What makes a “pastor?”
I find this question intriguing at times–and for a number of reasons.
As a kid, my mom always took us to church; my dad wasn’t much for it. Looking back, I think one of the reasons was because of the hypocrisy of the individuals in the congregations he knew (including, regularly, those I demonstrated) and the artificial elevation that some pastors received. (Dad, if I’m talking out of school on this, say something and I’ll correct it.) Having said that, this was always one of the things that kept me at arm’s length from what I have since started calling “Ameri-Christianity.” In that vein, my dad did me a major favor. But there will be more on that at a later time.
I hold no fault with my father for his views–none; if anything, his questioning, his calling-out of the, well, B.S. that he saw in his own world that was being committed by Christians made me think critically about myself and my own faith. At the time, it may have weakened me. It made me question my credibility as a “Christian.” It made me think hard about what I claimed to value and how my actions often did not reflect those values. Ultimately, I think it made my faith stronger because what I ended up learning was how imperfect we all are and how hypocritical we can be. (“Do as I say, not as I do.”)
I recall my dad talking about a few local pastors he had come to know through casual acquaintances from being about town. One such pastor was Richard Jumper who was the pastor at the Disciples of Christ church.
I didn’t know Pastor Jumper, as I had already left for college at that time, but I did know his congregation. We at the United Methodist Church had conducted joint Sunday Schools with the DoC church in my youth and I had been the organist/pianist for them when they needed a substitute while I was in high school. They were, as my congregation was, small, loyal, and as imperfect as anyone else I knew.
But I’m getting off track here.
My dad always liked Pastor Jumper because he was someone who he could engage in conversation about the real world. He was someone who didn’t come across with some “holier-than-thou” garbage, and his efforts were simply friendly–he wasn’t out to “convert all the heathens,” per se.
I have often reflected on this as I’ve considered the pastors I’ve known–both those I’ve admired and those I haven’t been particularly fond of (for which I will equally claim fault as I assign it).
What I have found, is that people often make the mistake of assuming that the pastor is somehow in a position that makes them superior to others.
This is utterly FALSE.
Sure, in the nature of human-organized religion (as in any human organization) there are bureaucratic mechanisms that keep order and we leverage them in our churches.
And there certainly is value in the incredible amount of training that pastors receive and the knowledge and experience they possess.

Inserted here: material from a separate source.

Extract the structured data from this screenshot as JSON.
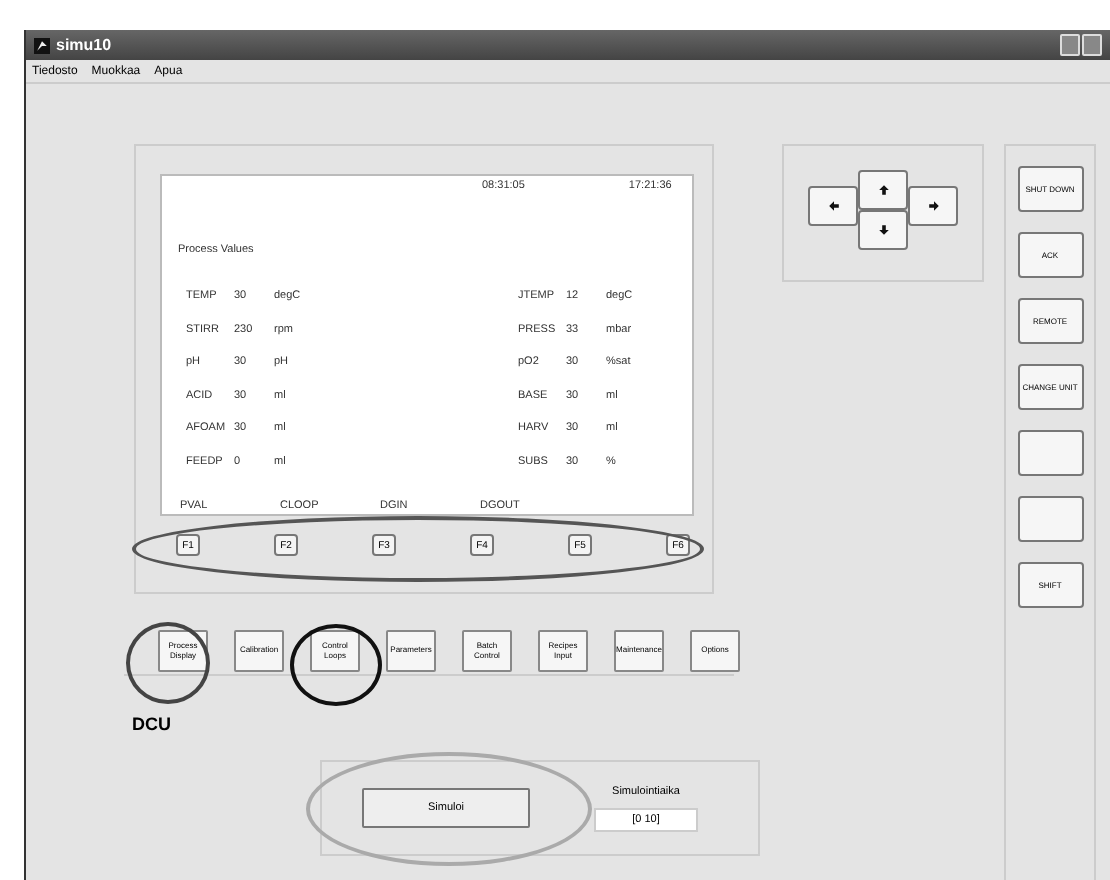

But, this does not make the pastor “above” anyone else.
He or she is only a human; no different than any other in the congregation or in the world.
Perhaps, as in some cases, the Spirit has guided them from very early in their life and that individual has made fewer “big mistakes” than others. Of course, it’s not as though God is keeping score.
In many cases, pastors come from lives of chaos, of trouble, and from places we would never think God would go to gain a follower, let alone a leader.
The Apostle Paul is one of my favorite historical examples. This was a man who was literally persecuting and murdering Jesus’ followers until Christ confronted him while he was journeying to Damascus.
And he was changed. Transformed.
From a murderer of those who preached the truth (“Love one another as I have loved you.”), Paul became one who proclaimed that truth even unto his own death.
That is the miracle we share; that transformative power of Christ’s love for each and every individual–in each and every person.
Pastor Nadia Bolz-Weber, the founder and pastor of the House for All Sinners and Saints is my favorite modern example. I truly look to her as an example of God’s transformative power. Spend a few minutes reading her story and see if you are not amazed at God’s work in her life.
No matter how screwed up you think your life is; not matter what you have done or what you didn’t do that you should have, God loves you. You are valuable. You have tremendous worth.
No one is any different from anyone else. “All have sinned and fallen short of the glory of God.” (Romans 3:23).
And this includes sinners who are church leaders and the sinners who make up their congregations. They are no better nor any worse than what we consider the “worst” of us.
As it was once told to me, “We [pastors] are simply fellow beggars who have found a meal and a warm place to lay our heads, and we’re inviting all the other beggars to come join us. That is all.”
Christ’s grace and peace are for all–no restrictions or reservations.